To do. List all lines of the data containing the word "label".

Material for this exercise.

━━━━━━━━━━━━━━━━━━━━

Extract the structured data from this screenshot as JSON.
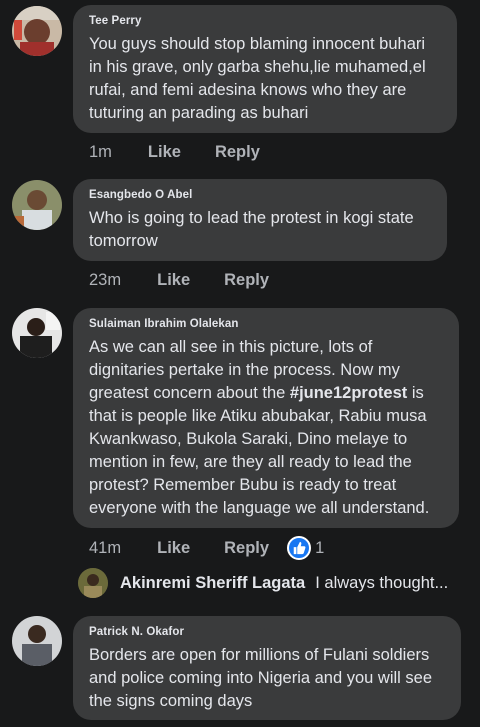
{
  "comments": [
    {
      "author": "Tee Perry",
      "lines": [
        "You guys should stop blaming innocent buhari",
        "in his grave, only garba shehu,lie muhamed,el",
        "rufai, and femi adesina knows who they are",
        "tuturing an parading as buhari"
      ],
      "time": "1m",
      "like": "Like",
      "reply": "Reply"
    },
    {
      "author": "Esangbedo O Abel",
      "lines": [
        "Who is going to lead the protest in kogi state",
        "tomorrow"
      ],
      "time": "23m",
      "like": "Like",
      "reply": "Reply"
    },
    {
      "author": "Sulaiman Ibrahim Olalekan",
      "line1": "As we can all see in this picture, lots of",
      "line2": "dignitaries pertake in the process.  Now my",
      "line3_pre": "greatest concern about the ",
      "line3_tag": "#june12protest",
      "line3_post": " is",
      "line4": "that is people like Atiku abubakar,  Rabiu musa",
      "line5": "Kwankwaso, Bukola Saraki, Dino melaye to",
      "line6": "mention in few, are they all ready to lead the",
      "line7": "protest?  Remember Bubu is ready to treat",
      "line8": "everyone with the language we all understand.",
      "time": "41m",
      "like": "Like",
      "reply": "Reply",
      "reaction_count": "1"
    },
    {
      "author": "Patrick N. Okafor",
      "lines": [
        "Borders are open for millions of Fulani soldiers",
        "and police coming into Nigeria and you will see",
        "the signs coming days"
      ]
    }
  ],
  "reply_preview": {
    "name": "Akinremi Sheriff Lagata",
    "text": "I always thought..."
  },
  "colors": {
    "background": "#18191a",
    "bubble": "#3a3b3c",
    "text": "#e4e6eb",
    "muted": "#b0b3b8",
    "like_blue": "#1877f2"
  }
}
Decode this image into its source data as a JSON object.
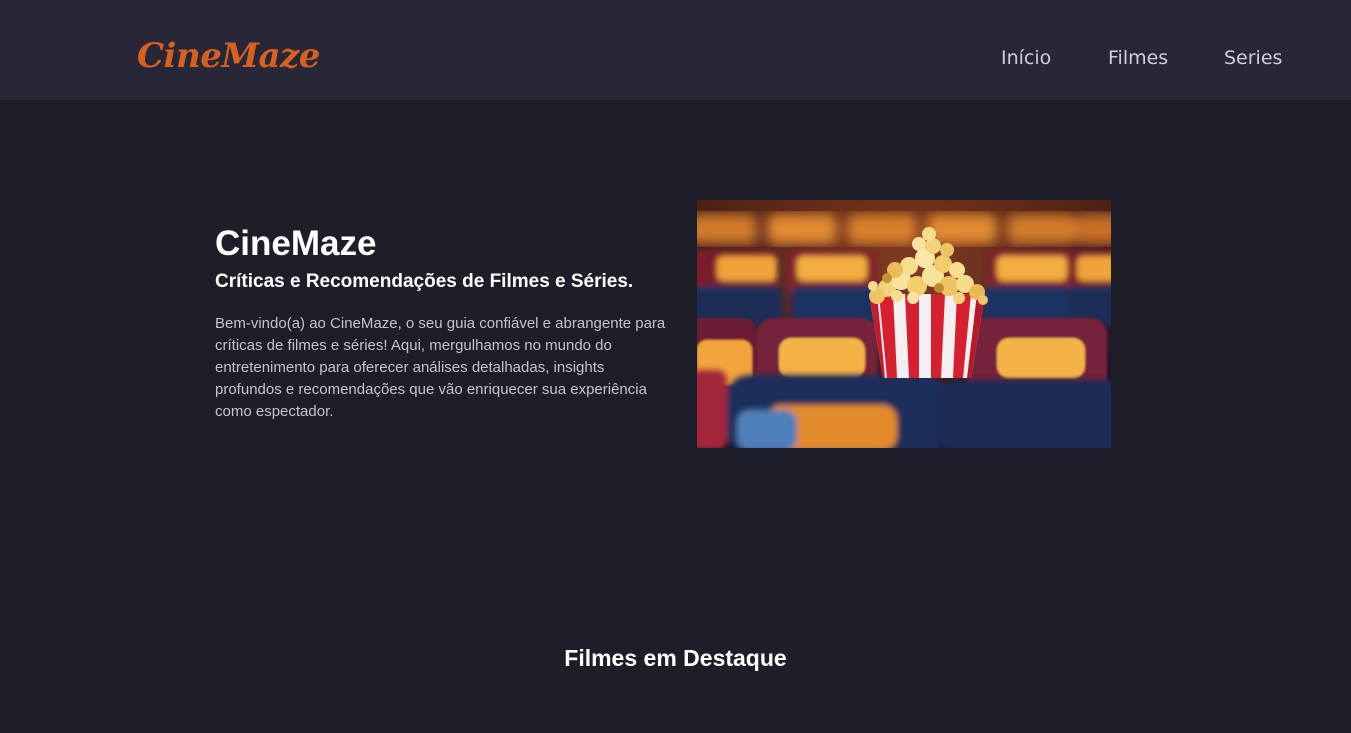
{
  "header": {
    "logo": "CineMaze",
    "nav": [
      {
        "label": "Início"
      },
      {
        "label": "Filmes"
      },
      {
        "label": "Series"
      }
    ]
  },
  "hero": {
    "title": "CineMaze",
    "subtitle": "Críticas e Recomendações de Filmes e Séries.",
    "description": "Bem-vindo(a) ao CineMaze, o seu guia confiável e abrangente para críticas de filmes e séries! Aqui, mergulhamos no mundo do entretenimento para oferecer análises detalhadas, insights profundos e recomendações que vão enriquecer sua experiência como espectador.",
    "image": "popcorn-in-cinema-seats"
  },
  "featured": {
    "title": "Filmes em Destaque"
  },
  "colors": {
    "background": "#1e1e28",
    "navbar": "#272738",
    "brand": "#d65f22"
  }
}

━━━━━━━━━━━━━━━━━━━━

Answer for this exercise.
        "label": "Início"
        "label": "Filmes"
        "label": "Series"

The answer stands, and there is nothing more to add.